While I’m talking strange, I recently went through the process of deploying a small, sample ASP.NET MVC application to my Ubuntu VPS on Digital Ocean so that students could deploy their applications likewise and not have to worry about Azure deployment while they are looking for jobs. The fact that I can even type that sentence now feels odd.

I want to share that knowledge with the community.


Azure is Microsoft’s cloud platform, and an option for deploying their code. However, since we are teaching .NET Core, and its whole philosophy is to be cross platform, I decided to find out how to deploy my example ASP.NET web application to my own Linux VPS on Digital Ocean with Nginx as the reverse proxy to the running dotnet assembly. The process was surprising straightforward and made me wonder at this brave, new world that we live in where running a .NET project on Linux is easy, and intended.

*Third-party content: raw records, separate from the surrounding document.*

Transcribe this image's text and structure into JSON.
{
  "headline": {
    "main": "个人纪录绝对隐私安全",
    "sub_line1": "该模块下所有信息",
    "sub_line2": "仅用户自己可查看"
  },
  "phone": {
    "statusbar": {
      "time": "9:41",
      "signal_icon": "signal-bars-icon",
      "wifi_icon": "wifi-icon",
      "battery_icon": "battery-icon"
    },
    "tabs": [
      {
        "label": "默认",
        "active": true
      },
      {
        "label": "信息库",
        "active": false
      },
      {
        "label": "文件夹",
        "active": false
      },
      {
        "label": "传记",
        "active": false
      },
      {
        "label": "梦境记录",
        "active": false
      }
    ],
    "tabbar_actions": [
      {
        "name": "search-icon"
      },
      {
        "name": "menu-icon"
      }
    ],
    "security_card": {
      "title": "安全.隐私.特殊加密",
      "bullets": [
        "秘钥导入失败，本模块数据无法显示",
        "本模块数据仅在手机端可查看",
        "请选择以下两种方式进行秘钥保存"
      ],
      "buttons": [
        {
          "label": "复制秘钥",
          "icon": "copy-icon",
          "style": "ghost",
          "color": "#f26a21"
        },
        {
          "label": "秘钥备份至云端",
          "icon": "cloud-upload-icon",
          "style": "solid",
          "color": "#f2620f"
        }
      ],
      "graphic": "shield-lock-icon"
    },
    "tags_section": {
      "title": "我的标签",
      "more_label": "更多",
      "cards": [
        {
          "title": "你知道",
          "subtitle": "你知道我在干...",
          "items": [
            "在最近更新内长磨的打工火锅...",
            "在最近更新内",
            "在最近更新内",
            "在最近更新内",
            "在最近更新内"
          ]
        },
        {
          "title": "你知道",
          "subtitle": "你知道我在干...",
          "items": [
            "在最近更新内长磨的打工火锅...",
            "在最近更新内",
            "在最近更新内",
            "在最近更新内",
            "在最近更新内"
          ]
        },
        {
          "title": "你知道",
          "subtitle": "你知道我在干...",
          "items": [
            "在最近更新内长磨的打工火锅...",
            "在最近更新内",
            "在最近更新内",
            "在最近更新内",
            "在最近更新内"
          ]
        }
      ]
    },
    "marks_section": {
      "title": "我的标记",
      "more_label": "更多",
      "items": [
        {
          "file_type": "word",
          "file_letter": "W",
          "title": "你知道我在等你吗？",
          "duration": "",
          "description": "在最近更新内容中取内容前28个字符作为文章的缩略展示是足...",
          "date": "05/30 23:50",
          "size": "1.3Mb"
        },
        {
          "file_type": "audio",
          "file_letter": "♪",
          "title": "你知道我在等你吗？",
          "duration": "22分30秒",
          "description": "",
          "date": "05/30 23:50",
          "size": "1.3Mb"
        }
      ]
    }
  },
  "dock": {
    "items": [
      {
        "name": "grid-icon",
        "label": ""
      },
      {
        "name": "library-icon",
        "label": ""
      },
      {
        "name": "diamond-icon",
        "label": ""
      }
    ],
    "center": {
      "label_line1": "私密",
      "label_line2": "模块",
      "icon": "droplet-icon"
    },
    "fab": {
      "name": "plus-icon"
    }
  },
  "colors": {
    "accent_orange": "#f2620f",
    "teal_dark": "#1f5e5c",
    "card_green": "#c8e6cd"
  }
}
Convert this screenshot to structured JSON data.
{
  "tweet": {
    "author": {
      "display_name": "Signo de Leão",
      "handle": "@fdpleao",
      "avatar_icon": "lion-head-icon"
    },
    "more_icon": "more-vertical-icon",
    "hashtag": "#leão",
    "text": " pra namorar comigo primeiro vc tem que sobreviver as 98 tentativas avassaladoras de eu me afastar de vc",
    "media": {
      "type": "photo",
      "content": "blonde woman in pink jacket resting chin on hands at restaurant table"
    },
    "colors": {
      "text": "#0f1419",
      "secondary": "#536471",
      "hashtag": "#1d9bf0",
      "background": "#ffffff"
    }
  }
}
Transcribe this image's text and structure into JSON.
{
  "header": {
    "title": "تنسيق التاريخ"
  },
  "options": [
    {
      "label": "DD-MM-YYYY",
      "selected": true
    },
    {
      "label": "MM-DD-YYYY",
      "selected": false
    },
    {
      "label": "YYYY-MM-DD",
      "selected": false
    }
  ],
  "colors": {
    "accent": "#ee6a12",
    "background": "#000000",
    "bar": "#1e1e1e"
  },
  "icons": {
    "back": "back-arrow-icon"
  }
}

Here’s what you need to do. I’m going to make the assumption that you already have a VPS, or EC2 instance (or equivalent) running that you can deploy to.

  1. Get .NET Core installed on the machine.
  2. Clone your repository to a directory of your choosing on your machine.
  3. Run dotnet restore to install required packages.
  4. Run dotnet ef database update to create your database. Since this is Linux, unless you are using RHEL, you’ll have to stick to SQLite or MySQL - basically anything but SQL Server as your engine.
  5. Run dotnet run to verify that the build works and go to your domain on port 5000 to test that it works as intended. Make sure you open up port 5000 on your firewall temporarily to test it.
  6. If your application builds, and works, then it’s time to start configuring your system to run it as a service. First, create a new A record on your domain so that your application will run as a sub-domain if you like.
  7. The folks at Microsoft put together a wonderful guide for setting up Nginx configuration, service configuration, and publishing your application. Read the ASP.NET Core on Linux with Nginx. Here’s a quick highlight of those steps.
    1. Run dotnet publish to package up your application into a production assembly.
    2. Create a new sites-available configuration file. I made /etc/nginx/sites-available/commerce because I’m running a sub-domain - commerce.bangazon.com.
    3. Create a symlink of your new config file to sites-enabled with ln -s /etc/nginx/sites-available/commerce /etc/nginx/sites-enabled/commerce.
    4. Reload nginx configuration with nginx -s reload.
    5. Create the systemctl config file for your dotnet process.
    6. Enable the service (e.g. systemctl enable commerce.service).
    7. Start the service (e.g. systemctl start commerce.service).
    8. Check the status of the service (e.g. systemctl status commerce.service).

Topics: Learning, Technology Insights